In 2014, anti-rape posters issued by the NHS warned women that one in three rapes take place when the victim has been drinking, before it was scrapped post-backlash. No posters have been issued by the NHS about damaging gender role expectations, the acceptance of violence and pejorative attitudes towards women that fuel assault.
Many people might assume such advice as common sense. But avoiding walking home alone, whether heading home from work or going to the shops to pick up milk, is impossible for most. In January, it gets dark at 4pm. Staying inside after dark means sleeping at work, or being house-bound for most of the day. And staying an arm's length from someone is unlikely to dissuade a sexual predator from an attack.
It would be preposterous to apply the same kind of logic to other crimes − avoid carrying possessions outside to escape pick-pocketing, for instance. Nobody is going to stay an arm's length from other people when out and about while armed with baseball bats and rape alarms, so why dish out such ludicrous advice? It services only to minimise the behaviour of sexual predators, while suggesting women who are sexually assaulted bear more responsibility for the crime inflicted on them than the perpetrators.

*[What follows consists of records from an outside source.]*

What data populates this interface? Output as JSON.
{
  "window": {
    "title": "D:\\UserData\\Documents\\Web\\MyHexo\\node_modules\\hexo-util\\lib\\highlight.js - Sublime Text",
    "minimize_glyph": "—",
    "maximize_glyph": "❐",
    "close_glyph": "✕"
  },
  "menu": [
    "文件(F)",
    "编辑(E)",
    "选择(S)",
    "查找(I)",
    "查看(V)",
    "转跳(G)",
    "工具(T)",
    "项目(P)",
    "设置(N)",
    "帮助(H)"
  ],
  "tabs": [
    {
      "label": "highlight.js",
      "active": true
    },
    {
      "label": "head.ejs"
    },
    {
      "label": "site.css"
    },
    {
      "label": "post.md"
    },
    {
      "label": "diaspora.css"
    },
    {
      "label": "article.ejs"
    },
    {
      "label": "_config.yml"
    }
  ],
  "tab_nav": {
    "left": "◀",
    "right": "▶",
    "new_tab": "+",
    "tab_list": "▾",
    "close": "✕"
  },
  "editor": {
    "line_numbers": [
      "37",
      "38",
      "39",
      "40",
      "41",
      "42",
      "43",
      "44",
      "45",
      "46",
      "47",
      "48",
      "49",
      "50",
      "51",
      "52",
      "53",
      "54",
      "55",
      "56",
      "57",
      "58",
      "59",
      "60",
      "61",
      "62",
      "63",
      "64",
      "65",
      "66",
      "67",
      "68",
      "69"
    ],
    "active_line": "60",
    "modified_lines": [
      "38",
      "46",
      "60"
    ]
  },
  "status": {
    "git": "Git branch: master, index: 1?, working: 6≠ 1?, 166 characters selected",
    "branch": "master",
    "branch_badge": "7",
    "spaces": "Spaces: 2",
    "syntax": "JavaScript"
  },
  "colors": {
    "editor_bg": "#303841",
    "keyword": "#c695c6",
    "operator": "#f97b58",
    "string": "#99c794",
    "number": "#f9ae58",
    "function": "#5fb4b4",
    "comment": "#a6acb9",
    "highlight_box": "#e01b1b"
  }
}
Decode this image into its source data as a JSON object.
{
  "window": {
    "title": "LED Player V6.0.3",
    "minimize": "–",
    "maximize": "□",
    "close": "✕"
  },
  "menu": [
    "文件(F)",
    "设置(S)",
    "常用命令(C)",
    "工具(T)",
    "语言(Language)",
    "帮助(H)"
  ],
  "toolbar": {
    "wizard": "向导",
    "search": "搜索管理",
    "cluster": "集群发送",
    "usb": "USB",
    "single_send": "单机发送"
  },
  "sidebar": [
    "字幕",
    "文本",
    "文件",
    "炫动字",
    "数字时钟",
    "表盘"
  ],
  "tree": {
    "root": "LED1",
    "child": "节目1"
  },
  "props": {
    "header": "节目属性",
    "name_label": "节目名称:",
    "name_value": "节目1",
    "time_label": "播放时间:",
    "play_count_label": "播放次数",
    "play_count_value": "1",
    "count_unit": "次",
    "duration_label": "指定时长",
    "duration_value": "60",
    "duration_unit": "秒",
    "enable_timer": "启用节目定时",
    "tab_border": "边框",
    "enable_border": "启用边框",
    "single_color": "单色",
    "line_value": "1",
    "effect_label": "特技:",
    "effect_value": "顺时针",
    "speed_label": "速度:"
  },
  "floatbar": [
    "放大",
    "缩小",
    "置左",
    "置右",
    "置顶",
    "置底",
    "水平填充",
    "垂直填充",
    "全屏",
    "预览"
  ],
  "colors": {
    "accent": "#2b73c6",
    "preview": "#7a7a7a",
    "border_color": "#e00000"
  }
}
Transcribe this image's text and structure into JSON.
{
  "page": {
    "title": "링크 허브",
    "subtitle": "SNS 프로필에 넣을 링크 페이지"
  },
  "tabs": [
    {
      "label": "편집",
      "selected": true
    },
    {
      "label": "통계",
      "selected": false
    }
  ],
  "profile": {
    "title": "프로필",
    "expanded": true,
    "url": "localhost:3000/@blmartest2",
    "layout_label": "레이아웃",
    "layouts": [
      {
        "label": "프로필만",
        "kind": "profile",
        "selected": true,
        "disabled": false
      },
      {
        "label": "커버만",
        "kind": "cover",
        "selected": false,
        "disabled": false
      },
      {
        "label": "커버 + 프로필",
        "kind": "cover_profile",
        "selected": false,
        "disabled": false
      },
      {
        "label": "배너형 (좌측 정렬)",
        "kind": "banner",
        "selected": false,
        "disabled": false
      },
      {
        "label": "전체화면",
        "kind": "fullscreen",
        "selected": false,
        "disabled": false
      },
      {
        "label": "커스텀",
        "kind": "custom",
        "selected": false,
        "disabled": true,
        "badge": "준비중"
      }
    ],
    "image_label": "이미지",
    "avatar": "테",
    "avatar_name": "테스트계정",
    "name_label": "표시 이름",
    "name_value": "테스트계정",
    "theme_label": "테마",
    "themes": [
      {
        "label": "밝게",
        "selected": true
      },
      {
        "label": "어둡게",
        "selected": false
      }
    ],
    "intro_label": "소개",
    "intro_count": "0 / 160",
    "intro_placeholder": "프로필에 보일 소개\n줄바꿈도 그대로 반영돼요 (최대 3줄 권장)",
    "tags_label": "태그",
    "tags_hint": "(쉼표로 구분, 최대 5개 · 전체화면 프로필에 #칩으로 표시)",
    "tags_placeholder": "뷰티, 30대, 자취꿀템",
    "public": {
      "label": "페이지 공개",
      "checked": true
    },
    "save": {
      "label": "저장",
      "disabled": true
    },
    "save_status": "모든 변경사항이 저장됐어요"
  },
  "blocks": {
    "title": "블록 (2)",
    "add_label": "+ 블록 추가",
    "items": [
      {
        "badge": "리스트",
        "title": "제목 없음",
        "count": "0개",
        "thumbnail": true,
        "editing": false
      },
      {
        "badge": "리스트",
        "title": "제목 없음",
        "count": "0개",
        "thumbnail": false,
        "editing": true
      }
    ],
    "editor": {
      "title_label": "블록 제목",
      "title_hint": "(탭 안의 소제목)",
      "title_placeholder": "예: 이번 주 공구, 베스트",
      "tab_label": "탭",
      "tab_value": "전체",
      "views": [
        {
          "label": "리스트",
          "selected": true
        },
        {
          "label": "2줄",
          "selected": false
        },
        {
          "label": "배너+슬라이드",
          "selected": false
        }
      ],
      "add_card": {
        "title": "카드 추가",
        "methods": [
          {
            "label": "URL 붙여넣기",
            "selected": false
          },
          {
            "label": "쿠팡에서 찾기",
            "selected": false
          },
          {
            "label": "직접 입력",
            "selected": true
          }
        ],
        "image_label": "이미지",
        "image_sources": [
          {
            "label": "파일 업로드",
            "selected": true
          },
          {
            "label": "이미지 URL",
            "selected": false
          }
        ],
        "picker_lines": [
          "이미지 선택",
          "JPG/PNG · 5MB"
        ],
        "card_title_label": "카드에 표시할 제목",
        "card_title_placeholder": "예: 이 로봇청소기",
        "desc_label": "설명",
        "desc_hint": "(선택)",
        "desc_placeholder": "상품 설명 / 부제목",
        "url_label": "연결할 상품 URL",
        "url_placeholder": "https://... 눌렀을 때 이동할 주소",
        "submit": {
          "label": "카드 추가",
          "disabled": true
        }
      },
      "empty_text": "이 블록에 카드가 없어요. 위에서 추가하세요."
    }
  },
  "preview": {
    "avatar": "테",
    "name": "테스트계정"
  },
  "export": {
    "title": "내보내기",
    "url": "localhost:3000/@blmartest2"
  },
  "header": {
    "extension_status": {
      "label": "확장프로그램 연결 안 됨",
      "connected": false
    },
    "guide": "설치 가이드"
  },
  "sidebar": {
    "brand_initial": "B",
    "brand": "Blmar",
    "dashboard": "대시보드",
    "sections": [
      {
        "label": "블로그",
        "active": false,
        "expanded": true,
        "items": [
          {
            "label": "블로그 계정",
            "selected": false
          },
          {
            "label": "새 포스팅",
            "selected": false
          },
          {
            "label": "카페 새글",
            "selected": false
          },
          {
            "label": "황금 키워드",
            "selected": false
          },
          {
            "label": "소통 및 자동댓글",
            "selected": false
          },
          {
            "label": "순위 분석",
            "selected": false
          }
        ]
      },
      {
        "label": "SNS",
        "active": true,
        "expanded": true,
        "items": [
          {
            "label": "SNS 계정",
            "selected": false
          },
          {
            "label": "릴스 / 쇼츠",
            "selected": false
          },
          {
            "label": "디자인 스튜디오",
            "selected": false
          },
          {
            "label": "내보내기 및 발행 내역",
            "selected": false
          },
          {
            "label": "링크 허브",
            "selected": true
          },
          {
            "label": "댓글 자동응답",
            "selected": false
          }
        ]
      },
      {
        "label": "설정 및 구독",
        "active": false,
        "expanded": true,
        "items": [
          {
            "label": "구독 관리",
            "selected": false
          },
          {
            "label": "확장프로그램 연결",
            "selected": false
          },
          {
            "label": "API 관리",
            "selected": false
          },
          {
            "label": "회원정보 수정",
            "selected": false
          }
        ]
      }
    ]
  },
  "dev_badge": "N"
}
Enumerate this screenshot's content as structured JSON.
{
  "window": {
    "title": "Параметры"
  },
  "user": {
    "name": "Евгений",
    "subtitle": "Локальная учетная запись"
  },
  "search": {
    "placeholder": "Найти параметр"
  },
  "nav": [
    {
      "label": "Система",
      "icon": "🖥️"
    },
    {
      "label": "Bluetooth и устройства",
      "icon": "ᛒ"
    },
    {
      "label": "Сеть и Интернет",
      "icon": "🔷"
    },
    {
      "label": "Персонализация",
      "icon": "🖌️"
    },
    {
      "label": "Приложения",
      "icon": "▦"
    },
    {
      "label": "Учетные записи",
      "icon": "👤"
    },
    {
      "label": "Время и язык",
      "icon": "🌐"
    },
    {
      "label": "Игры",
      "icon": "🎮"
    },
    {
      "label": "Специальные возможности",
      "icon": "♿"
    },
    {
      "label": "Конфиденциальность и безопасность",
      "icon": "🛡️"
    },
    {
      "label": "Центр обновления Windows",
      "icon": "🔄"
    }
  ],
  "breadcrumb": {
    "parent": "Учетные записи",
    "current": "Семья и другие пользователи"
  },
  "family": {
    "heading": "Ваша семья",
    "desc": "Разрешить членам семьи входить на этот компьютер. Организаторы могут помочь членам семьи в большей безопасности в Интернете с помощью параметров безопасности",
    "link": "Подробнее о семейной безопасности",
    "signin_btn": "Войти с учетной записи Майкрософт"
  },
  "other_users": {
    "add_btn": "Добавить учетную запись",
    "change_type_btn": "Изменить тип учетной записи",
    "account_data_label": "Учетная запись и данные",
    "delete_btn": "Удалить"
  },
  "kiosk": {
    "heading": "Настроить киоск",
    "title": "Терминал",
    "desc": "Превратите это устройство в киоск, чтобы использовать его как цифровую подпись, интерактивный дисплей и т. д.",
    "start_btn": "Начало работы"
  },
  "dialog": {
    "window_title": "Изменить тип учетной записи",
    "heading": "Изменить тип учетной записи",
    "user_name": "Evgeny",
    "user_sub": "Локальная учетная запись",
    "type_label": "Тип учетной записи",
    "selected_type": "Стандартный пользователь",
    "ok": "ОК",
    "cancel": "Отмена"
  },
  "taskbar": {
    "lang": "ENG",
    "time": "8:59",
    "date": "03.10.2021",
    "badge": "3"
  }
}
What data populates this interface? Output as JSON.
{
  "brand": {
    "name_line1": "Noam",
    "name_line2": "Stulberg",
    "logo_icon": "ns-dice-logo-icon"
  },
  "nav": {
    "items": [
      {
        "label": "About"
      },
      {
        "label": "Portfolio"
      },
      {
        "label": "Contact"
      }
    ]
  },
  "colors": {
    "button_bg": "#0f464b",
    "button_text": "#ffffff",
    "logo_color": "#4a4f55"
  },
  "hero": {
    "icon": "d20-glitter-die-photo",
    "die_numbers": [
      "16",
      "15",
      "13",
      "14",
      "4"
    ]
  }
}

Blaming women for being raped places restrictions on their freedoms that simply don't apply to men. If you're a woman, you must avoid drinking, short skirts and walking home at night, unless you welcome scrutiny and blame if you become a victim of crime. Men don't carry this burden.
It also suggests women who fail to adhere to the rules, by God forbid, venturing outside the house without the security of a group, are to blame if they are raped. Victim-blaming has a knock-on effect on the likelihood of a survivor reporting the crime, and subsequently, diminishes the probability of a perpetrator being caught and punished. It is also the worst signal for survivors of rape, reinforcing feelings of shame and dissuading them from seeking help from specialist services.
Moreover, it is nonsense to suggest that adhering to the advice given out will lessen a woman's chances of being assaulted. According to Rape Crisis, around 90% of rapes are carried out by people known to the victim – which derails any suggestion that women provoke an unplanned attack by wearing a short skirt or drinking alcohol.
Yet despite this, most of us believe the opposite. A 2015 survey by the Office for National Statistics found over a quarter of the British public believe that drunk victims of rape or sexual assault are at least partially responsible for the crime inflicted on them.
Reker's advice is no doubt well-intentioned – a mass attack on women in Cologne requires a response to ensure both victims are supported and a repeat is avoided during carnival season next month – but a code of conduct is not an adequate preventative measure. By focusing on the actions of women, we run the risk of making the true perpetrators of abuse invisible.